Food & Drink » Glenda Bartosh on Food

Food and drink: Edible Whistler’s best-kept secrets

Shop like a local, eat like a local, remember like a local



Got a dear cousin you haven't seen in 20 years staying with you for the Games? Or your boss' sister from Calgary? Or maybe you're a lucky visitor who's got a hotel condo with kitchen, or you want the inside track on authentic Whistler "secrets" when it comes to packing souvenirs back home.

Either way, Whistler's homegrown, food-fancy entrepreneurs offer so many tastes of the town you'll have no problem finding some real gems that bottle or bag the spirit of the place.

After all, what better souvenir can you find than one you eat? Taste that mountain air locked inside? Those local flowers?

To make life easy for you, the grocery stores sprinkled throughout the valley - The Grocery Store, Marketplace IGA and Upper Village Market right in beautiful downtown Whistler; Nesters Market on Nesters Road ("where the locals shop"); and Creekside Market in Creekside - all have the happy habit of practicing what they preach when it comes to buying local. This can mean Whistler, Pemberton/ Lillooet or B.C., depending on your view.

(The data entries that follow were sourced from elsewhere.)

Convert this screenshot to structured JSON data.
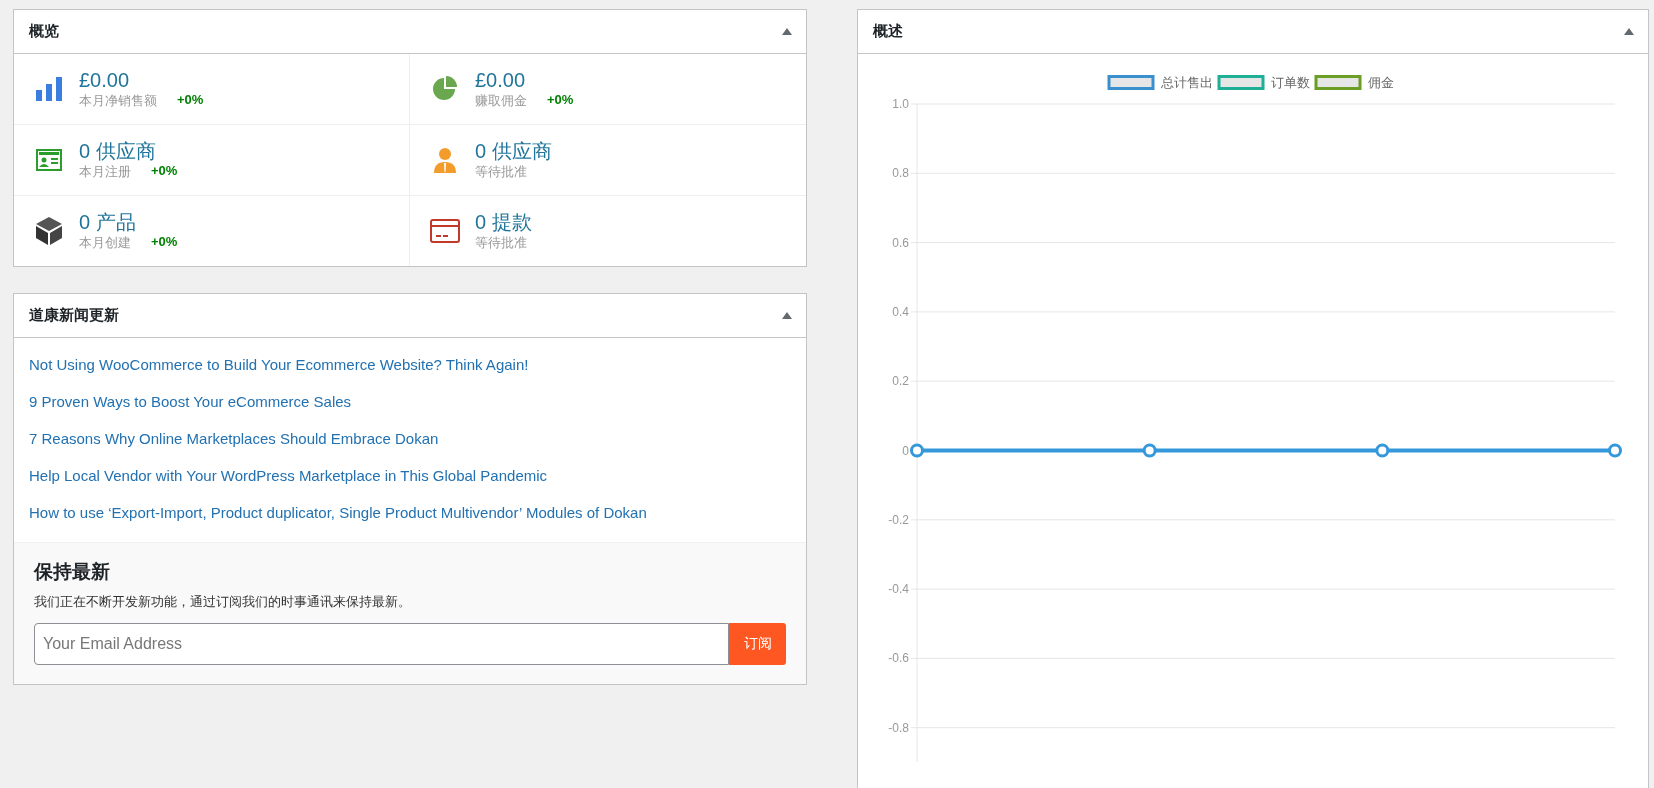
{
  "overview": {
    "title": "概览",
    "stats": [
      {
        "value": "£0.00",
        "label": "本月净销售额",
        "change": "+0%"
      },
      {
        "value": "£0.00",
        "label": "赚取佣金",
        "change": "+0%"
      },
      {
        "value": "0 供应商",
        "label": "本月注册",
        "change": "+0%"
      },
      {
        "value": "0 供应商",
        "label": "等待批准"
      },
      {
        "value": "0 产品",
        "label": "本月创建",
        "change": "+0%"
      },
      {
        "value": "0 提款",
        "label": "等待批准"
      }
    ]
  },
  "news": {
    "title": "道康新闻更新",
    "links": [
      "Not Using WooCommerce to Build Your Ecommerce Website? Think Again!",
      "9 Proven Ways to Boost Your eCommerce Sales",
      "7 Reasons Why Online Marketplaces Should Embrace Dokan",
      "Help Local Vendor with Your WordPress Marketplace in This Global Pandemic",
      "How to use ‘Export-Import, Product duplicator, Single Product Multivendor’ Modules of Dokan"
    ],
    "subscribe": {
      "title": "保持最新",
      "text": "我们正在不断开发新功能，通过订阅我们的时事通讯来保持最新。",
      "placeholder": "Your Email Address",
      "button": "订阅"
    }
  },
  "summary": {
    "title": "概述",
    "chart_data": {
      "type": "line",
      "grid": true,
      "legend": "top",
      "ylim": [
        -0.9,
        1
      ],
      "series": [
        {
          "name": "总计售出",
          "color": "#3a8fcd",
          "marker": "circle",
          "values": [
            0,
            0,
            0,
            0
          ]
        },
        {
          "name": "订单数",
          "color": "#1fae96",
          "marker": "circle",
          "values": [
            null,
            null,
            null,
            null
          ]
        },
        {
          "name": "佣金",
          "color": "#6a9e24",
          "marker": "circle",
          "values": [
            null,
            null,
            null,
            null
          ]
        }
      ],
      "yticks": [
        {
          "value": 1,
          "label": "1.0"
        },
        0.8,
        0.6,
        0.4,
        0.2,
        0,
        -0.2,
        -0.4,
        -0.6,
        -0.8
      ]
    }
  }
}
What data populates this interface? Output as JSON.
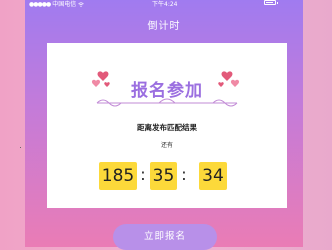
{
  "status_bar": {
    "carrier": "中国电信",
    "signal_dots": "●●●●●",
    "time": "下午4:24"
  },
  "nav": {
    "title": "倒计时"
  },
  "card": {
    "banner_title": "报名参加",
    "subtitle": "距离发布匹配结果",
    "remain_label": "还有",
    "countdown": {
      "hours": "185",
      "minutes": "35",
      "seconds": "34",
      "separator": ":"
    }
  },
  "actions": {
    "register_label": "立即报名"
  },
  "colors": {
    "accent": "#9b6fe0",
    "digit_bg": "#fcd93a",
    "button": "#b890e9"
  }
}
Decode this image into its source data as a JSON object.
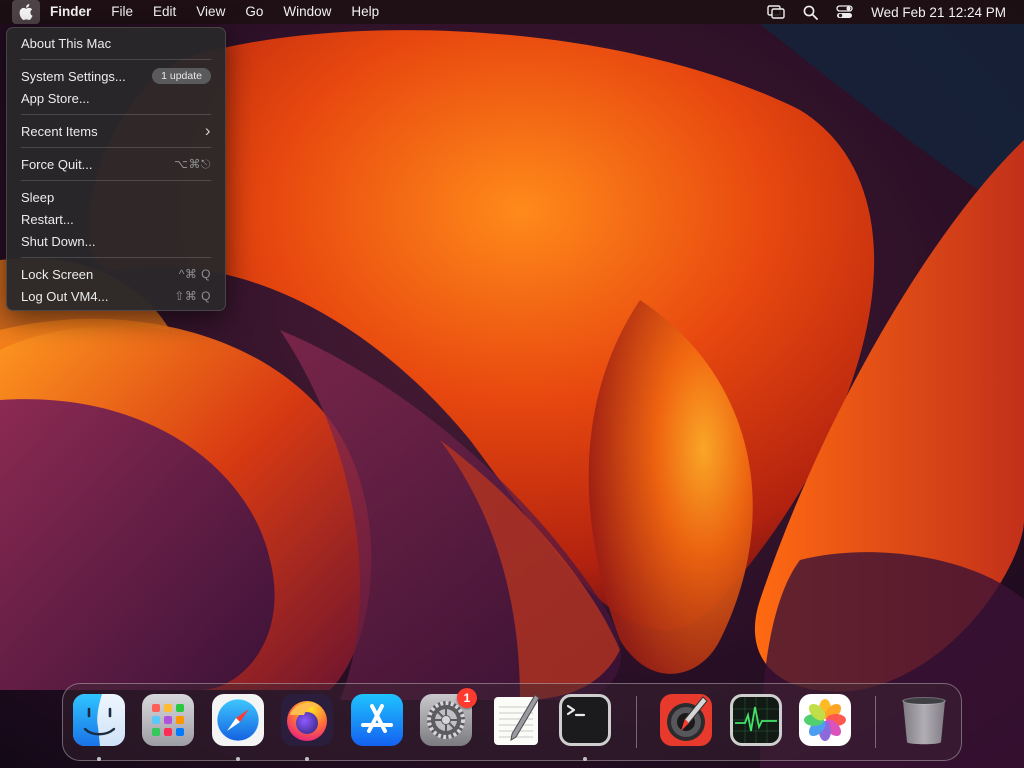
{
  "menubar": {
    "app_name": "Finder",
    "menus": [
      "File",
      "Edit",
      "View",
      "Go",
      "Window",
      "Help"
    ],
    "clock": "Wed Feb 21  12:24 PM",
    "right_icons": [
      "screen-mirroring-icon",
      "spotlight-search-icon",
      "control-center-icon"
    ]
  },
  "apple_menu": {
    "items": [
      {
        "label": "About This Mac"
      },
      {
        "label": "System Settings...",
        "badge": "1 update"
      },
      {
        "label": "App Store..."
      },
      {
        "label": "Recent Items",
        "submenu_glyph": "›"
      },
      {
        "label": "Force Quit...",
        "shortcut": "⌥⌘⎋"
      },
      {
        "label": "Sleep"
      },
      {
        "label": "Restart..."
      },
      {
        "label": "Shut Down..."
      },
      {
        "label": "Lock Screen",
        "shortcut": "^⌘ Q"
      },
      {
        "label": "Log Out VM4...",
        "shortcut": "⇧⌘ Q"
      }
    ]
  },
  "dock": {
    "apps": [
      {
        "name": "Finder",
        "icon": "finder-icon",
        "running": true
      },
      {
        "name": "Launchpad",
        "icon": "launchpad-icon",
        "running": false
      },
      {
        "name": "Safari",
        "icon": "safari-icon",
        "running": true
      },
      {
        "name": "Firefox",
        "icon": "firefox-icon",
        "running": true
      },
      {
        "name": "App Store",
        "icon": "app-store-icon",
        "running": false
      },
      {
        "name": "System Settings",
        "icon": "system-settings-icon",
        "running": false,
        "badge": "1"
      },
      {
        "name": "TextEdit",
        "icon": "textedit-icon",
        "running": false
      },
      {
        "name": "Terminal",
        "icon": "terminal-icon",
        "running": true
      },
      {
        "name": "Digital Color Meter",
        "icon": "color-meter-icon",
        "running": false
      },
      {
        "name": "Activity Monitor",
        "icon": "activity-monitor-icon",
        "running": false
      },
      {
        "name": "Photos",
        "icon": "photos-icon",
        "running": false
      },
      {
        "name": "Trash",
        "icon": "trash-icon",
        "running": false
      }
    ]
  },
  "colors": {
    "wallpaper_primary": "#e8480f",
    "wallpaper_dark": "#2a0d24",
    "badge_red": "#ff3b30"
  }
}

"People are coming here from all over the world so I try to carry all these local products," says Scott Aldrich, assistant manager and buyer at The Grocery Store. "I figure when people are travelling they want to find something they can't get back home. Plus we're all supporting the local food community - and we have a lot of it around here."

Most local products, if they aren't grown or raised by farmers or picked in the wild, arise naturally from the Whistler lifestyle. Many of the producers are boarders, skiers, mountain bikers or some kind of adventurers by day, and entrepreneurs by night - or something like that - earning their living in between the stuff that really counts.

"There are a lot of characters in this town, that's for sure," notes Scott.

Even the packaging is often as natural (read: eco-friendly) and distinctive as the local skunk cabbage, featuring funky artwork and images created by local artists. Plus the producers are often cooking or roasting, bottling or packaging their products with their own hands right in their homes. How local is that?

So without further ado, here are some top local picks of favourite Whistler irresistibles. Try even one and you'll see what we mean...


Zippy vinegar, earthy 'shrooms, top potatoes and more

Norm Strim's mom, Pia, better known to Norm and Natasha's kids as Nonna Pia, is known for her down-home cooking skills honed in Northern Italy. So it's only natural that Norm, a Red Seal Chef, followed his DNA coding and early inculcations to package up a balsamic reduction he's been known for for years in commercial kitchens. The result: Nonna Pia's Balsamic Reductions.